Excerpts from an interface dataset:
-- Opening Marker --
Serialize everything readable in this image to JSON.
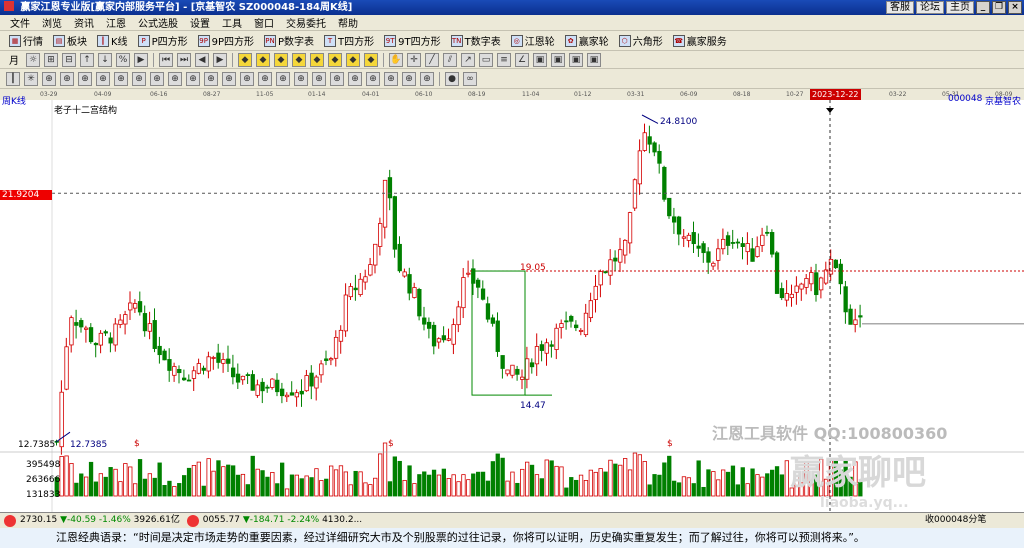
{
  "window": {
    "title": "赢家江恩专业版[赢家内部服务平台] - [京基智农  SZ000048-184周K线]",
    "links": [
      "客服",
      "论坛",
      "主页"
    ]
  },
  "menu": [
    "文件",
    "浏览",
    "资讯",
    "江恩",
    "公式选股",
    "设置",
    "工具",
    "窗口",
    "交易委托",
    "帮助"
  ],
  "toolbar1": [
    {
      "icon": "grid-icon",
      "label": "行情"
    },
    {
      "icon": "blocks-icon",
      "label": "板块"
    },
    {
      "icon": "kline-icon",
      "label": "K线"
    },
    {
      "icon": "p-square-icon",
      "label": "P四方形"
    },
    {
      "icon": "9p-square-icon",
      "label": "9P四方形"
    },
    {
      "icon": "pn-table-icon",
      "label": "P数字表"
    },
    {
      "icon": "t-square-icon",
      "label": "T四方形"
    },
    {
      "icon": "9t-square-icon",
      "label": "9T四方形"
    },
    {
      "icon": "tn-table-icon",
      "label": "T数字表"
    },
    {
      "icon": "gann-wheel-icon",
      "label": "江恩轮"
    },
    {
      "icon": "winner-wheel-icon",
      "label": "赢家轮"
    },
    {
      "icon": "hexagon-icon",
      "label": "六角形"
    },
    {
      "icon": "service-icon",
      "label": "赢家服务"
    }
  ],
  "period_selector": "月",
  "date_axis": {
    "ticks": [
      "03-29",
      "04-09",
      "06-16",
      "08-27",
      "11-05",
      "01-14",
      "04-01",
      "06-10",
      "08-19",
      "11-04",
      "01-12",
      "03-31",
      "06-09",
      "08-18",
      "10-27",
      "03-22",
      "05-31",
      "08-09"
    ],
    "selected": "2023-12-22"
  },
  "chart_header": {
    "period_label": "周K线",
    "indicator_name": "老子十二宫结构",
    "stock_code": "000048",
    "stock_name": "京基智农",
    "cursor_price": "21.9204",
    "level_1905": "19.05",
    "low_label": "12.7385",
    "low_label_axis": "12.7385",
    "high_label": "24.8100",
    "box_low_label": "14.47",
    "vol_axis": [
      "395498",
      "263666",
      "131833"
    ],
    "watermark_1": "江恩工具软件  QQ:100800360",
    "watermark_2": "赢家聊吧",
    "watermark_3": "liaoba.yq..."
  },
  "chart_data": {
    "type": "candlestick",
    "title": "老子十二宫结构",
    "x": [
      "03-29",
      "04-09",
      "06-16",
      "08-27",
      "11-05",
      "01-14",
      "04-01",
      "06-10",
      "08-19",
      "11-04",
      "01-12",
      "03-31",
      "06-09",
      "08-18",
      "10-27",
      "2023-12-22",
      "03-22",
      "05-31",
      "08-09"
    ],
    "price_range": [
      12.7385,
      24.81
    ],
    "annotated_prices": [
      24.81,
      21.9204,
      19.05,
      14.47,
      12.7385
    ],
    "volume_ticks": [
      395498,
      263666,
      131833
    ]
  },
  "status": {
    "index1": "2730.15",
    "index1_change": "▼-40.59",
    "index1_pct": "-1.46%",
    "index1_amount": "3926.61亿",
    "index2": "0055.77",
    "index2_change": "▼-184.71",
    "index2_pct": "-2.24%",
    "index2_amount": "4130.2...",
    "right": "收000048分笔"
  },
  "quote": "江恩经典语录：“时间是决定市场走势的重要因素，经过详细研究大市及个别股票的过往记录，你将可以证明，历史确实重复发生；而了解过往，你将可以预测将来。”。",
  "colors": {
    "up": "#d40000",
    "down": "#008000",
    "accent": "#1a4bb7"
  }
}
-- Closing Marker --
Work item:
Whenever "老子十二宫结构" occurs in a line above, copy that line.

Task answer:
    "indicator_name": "老子十二宫结构",
    "title": "老子十二宫结构",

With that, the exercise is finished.